Last week, urban planners and community activists got together in Cleveland for a whole conference on reclaiming vacant properties. From the schedule and the coverage, it appears that discussion focused on things like urban farming, land banking, and federal investment in the form of the Neighborhood Stablization Program. I read the report from the Center for Community Progress, expecting a host of best practices that could be utilized in D.C.
There were a couple good ideas out there. New Jersey, for example, passed legislation to hold lenders who initiate foreclosure actions legally responsible for maintaining properties from the beginning of the foreclosure process if they are abandoned by their owners. Baltimore has code enforcement attorneys who launch civil and criminal prosecutions, issue citations, and act as receivers for vacant properties going up for sale.
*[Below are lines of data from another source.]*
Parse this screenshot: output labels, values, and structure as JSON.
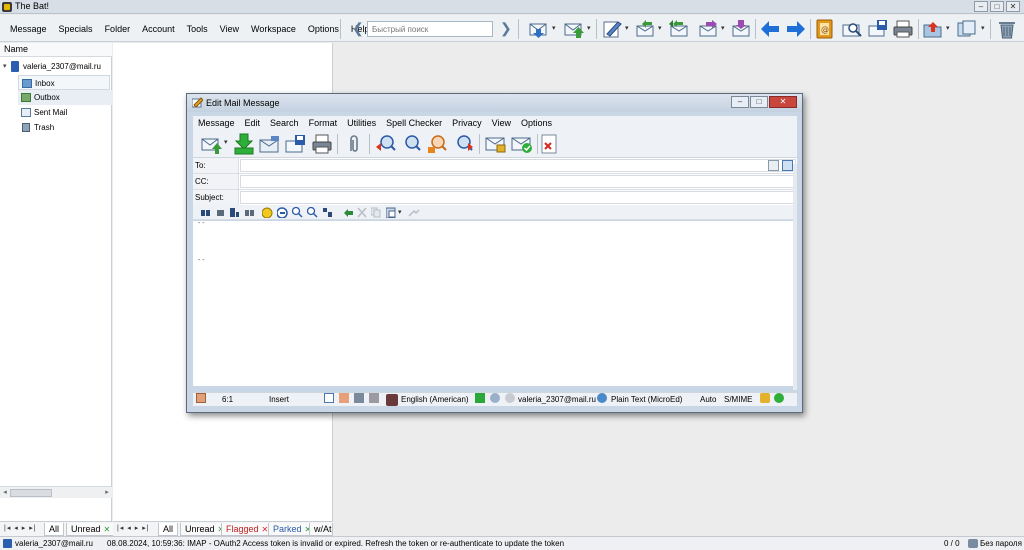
{
  "window": {
    "title": "The Bat!",
    "controls": {
      "minimize": "–",
      "maximize": "□",
      "close": "✕"
    }
  },
  "menubar": {
    "items": [
      "Message",
      "Specials",
      "Folder",
      "Account",
      "Tools",
      "View",
      "Workspace",
      "Options",
      "Help"
    ]
  },
  "quick_search": {
    "placeholder": "Быстрый поиск"
  },
  "toolbar": {
    "icons": [
      "get-new-mail-icon",
      "send-queued-mail-icon",
      "new-message-icon",
      "reply-icon",
      "reply-all-icon",
      "forward-icon",
      "redirect-icon",
      "previous-message-icon",
      "next-message-icon",
      "address-book-icon",
      "find-icon",
      "save-message-icon",
      "print-icon",
      "move-to-folder-icon",
      "copy-to-folder-icon",
      "delete-icon"
    ]
  },
  "folder_pane": {
    "header": "Name",
    "account": "valeria_2307@mail.ru",
    "folders": [
      {
        "label": "Inbox",
        "icon": "inbox-icon"
      },
      {
        "label": "Outbox",
        "icon": "outbox-icon"
      },
      {
        "label": "Sent Mail",
        "icon": "sent-mail-icon"
      },
      {
        "label": "Trash",
        "icon": "trash-icon"
      }
    ],
    "scroll_arrows": {
      "left": "◂",
      "right": "▸"
    }
  },
  "folder_tabs": {
    "nav": "|◂ ◂ ▸ ▸|",
    "tabs": [
      {
        "label": "All",
        "active": true
      },
      {
        "label": "Unread",
        "close": "✕",
        "close_color": "green"
      }
    ]
  },
  "list_tabs": {
    "nav": "|◂ ◂ ▸ ▸|",
    "tabs": [
      {
        "label": "All",
        "active": true
      },
      {
        "label": "Unread",
        "close": "✕",
        "close_color": "green"
      },
      {
        "label": "Flagged",
        "close": "✕",
        "close_color": "red"
      },
      {
        "label": "Parked",
        "close": "✕",
        "close_color": "green"
      },
      {
        "label": "w/At"
      }
    ]
  },
  "statusbar": {
    "account": "valeria_2307@mail.ru",
    "log": "08.08.2024, 10:59:36: IMAP  - OAuth2 Access token is invalid or expired. Refresh the token or re-authenticate to update the token",
    "counts": "0 / 0",
    "password": "Без пароля"
  },
  "compose": {
    "title": "Edit Mail Message",
    "controls": {
      "minimize": "–",
      "maximize": "□",
      "close": "✕"
    },
    "menu": [
      "Message",
      "Edit",
      "Search",
      "Format",
      "Utilities",
      "Spell Checker",
      "Privacy",
      "View",
      "Options"
    ],
    "headers": {
      "to_label": "To:",
      "cc_label": "CC:",
      "subject_label": "Subject:",
      "to_value": "",
      "cc_value": "",
      "subject_value": ""
    },
    "body_lines": [
      "-- ",
      "--"
    ],
    "status": {
      "cursor": "6:1",
      "mode": "Insert",
      "language": "English (American)",
      "account": "valeria_2307@mail.ru",
      "format": "Plain Text (MicroEd)",
      "encoding": "Auto",
      "security": "S/MIME"
    }
  }
}
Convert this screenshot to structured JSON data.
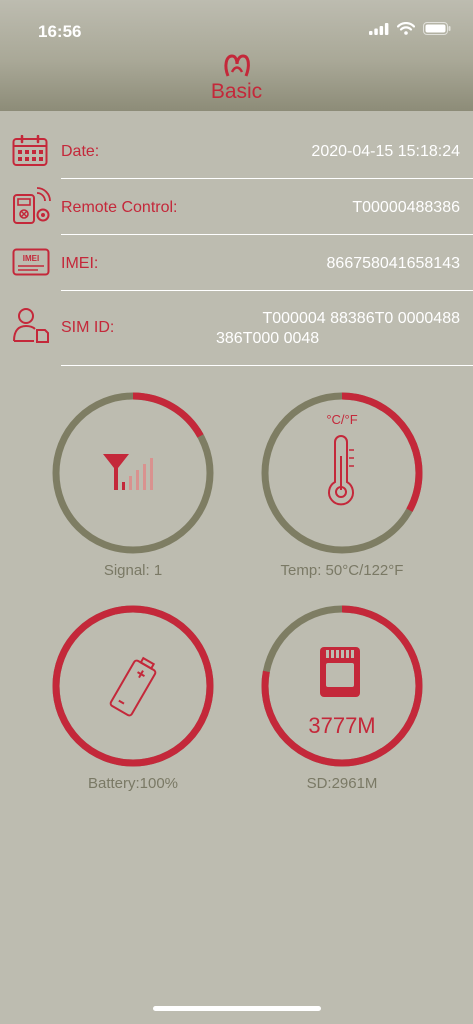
{
  "status": {
    "time": "16:56"
  },
  "header": {
    "title": "Basic"
  },
  "info": [
    {
      "label": "Date:",
      "value": "2020-04-15 15:18:24"
    },
    {
      "label": "Remote Control:",
      "value": "T00000488386"
    },
    {
      "label": "IMEI:",
      "value": "866758041658143"
    },
    {
      "label": "SIM ID:",
      "value_line1": "T000004 88386T0 0000488",
      "value_line2": "386T000 0048"
    }
  ],
  "icons": {
    "imei_badge": "IMEI",
    "temp_unit": "°C/°F"
  },
  "gauges": {
    "signal": {
      "caption": "Signal: 1",
      "fraction": 0.17
    },
    "temp": {
      "caption": "Temp: 50°C/122°F",
      "fraction": 0.33
    },
    "battery": {
      "caption": "Battery:100%",
      "fraction": 1.0
    },
    "sd": {
      "caption": "SD:2961M",
      "value": "3777M",
      "fraction": 0.78
    }
  },
  "colors": {
    "accent": "#c4283a",
    "track": "#7e7d63",
    "background": "#bdbcb0"
  }
}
But there was little mention of the tack D.C. has taken in bringing vacant properties back: Taxation. The rules that went into effect October 1 mean that keeping a house vacant will cost landowners a lot more in property taxes, unless they get exemptions. That, combined with a gradually improving Property Acquisition and Disposition Division and efforts to involve neighborhoods in policing their vacants, are a powerful combination.
From some cursory research, the only other vacant property tax program I can find is in Louisville, Ky. A proposal to instate one in Baltimore died earlier this year. Higher tax classes for vacants don’t appear in policy briefs on the subject. It seems like a strange omission in the toolbox of strategies to bring blighted properties back to live.
There are problems with taxation as a tool: It can unduly burden landowners who weren’t redeveloping their properties because they didn’t have the money in the first place. But that’s why DCRA and the D.C. Council have made adjustments—the new version has the right version of flexibility and consequences. I’m impressed with D.C.’s willingness to stick with the strategy, and looking forward to seeing how it works.